We have little difficulty concluding that this case involves precisely the same issue already settled by our colleague: whether Oberg III precludes PHEAA from revisiting its status as an arm of the Commonwealth. Lang, 201 F. Supp. 3d at 620. The court in Lang fully canvassed the Third and Fourth Circuits' arm-of-the-state analyses and squarely repudiated the arguments advanced by PHEAA herein. We find the ratio decidendi of Lang to be both comprehensive and persuasive. PHEAA's efforts to raise novel arguments sub judice to evade the preclusive scope of Lang are without merit. Hence, the first element of our analysis favors application of collateral estoppel.
B. Remaining Issue Preclusion Factors
Before applying collateral estoppel, we must also determine whether the preclusive effect of Oberg III was "actually litigated" in Lang, whether the issue was resolved by a "valid and final judgment," and whether resolution of the issue was "essential" to that judgment.

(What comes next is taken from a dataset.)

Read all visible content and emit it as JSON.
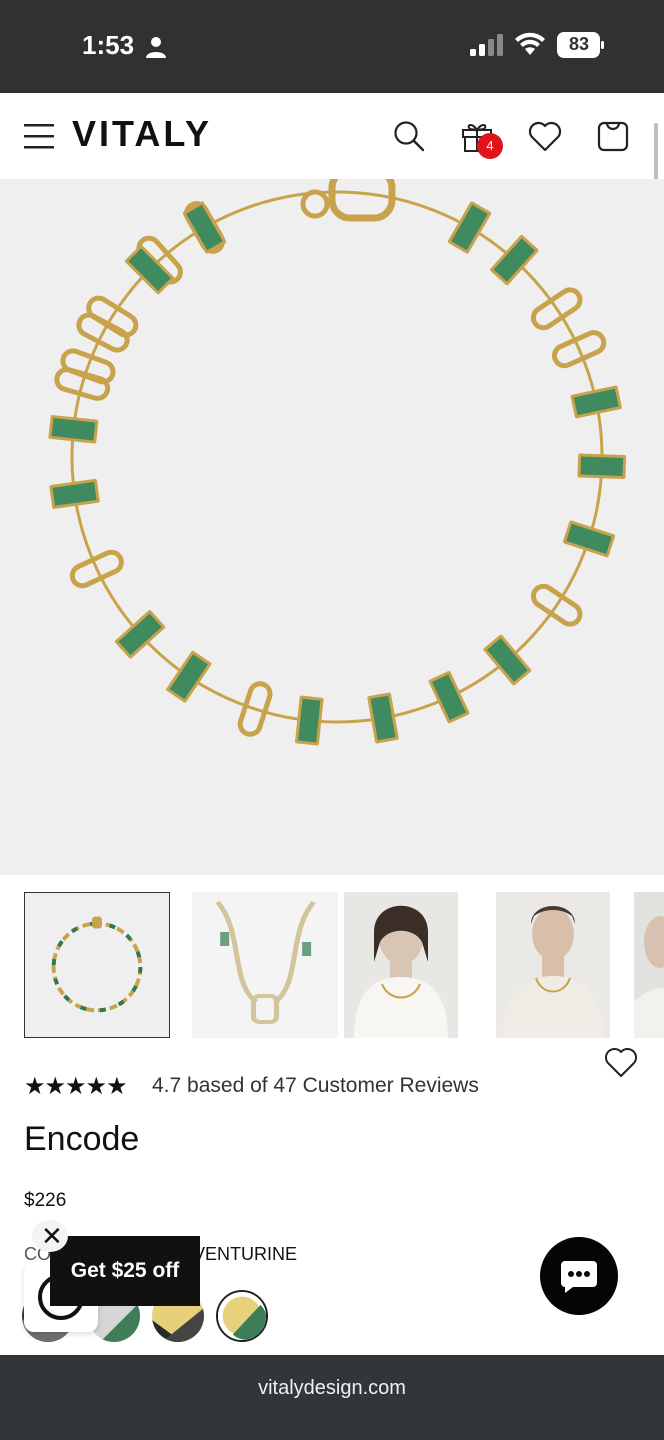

Nat'l R.R. Passenger Corp., 288 F.3d at 525 (quoting Burlington N. R.R. Co., 63 F.3d at 1231-32). The answer to each of these inquiries is "yes." The preclusive effect of Oberg III was the centerpiece of the Lang court's disquisition. PHEAA, through able counsel, vigorously advocated its cause. And resolution of the issue resulted in the denial of PHEAA's request for immunity under the Eleventh Amendment. See generally Lang, 201 F.Supp.3d 613. It is beyond peradventure that PHEAA has had a full and fair opportunity to litigate the preclusive effect of Oberg III. We conclude that PHEAA is collaterally estopped by Lang from relitigating its status as an arm of the Commonwealth.
Defendants have established the elements of diversity jurisdiction pursuant to 28 U.S.C. § 1332. Accordingly, we will deny PHEAA's motion (Doc. 22) to remand the instant matter to the Commonwealth Court of Pennsylvania for want of subject matter jurisdiction. An appropriate order shall issue.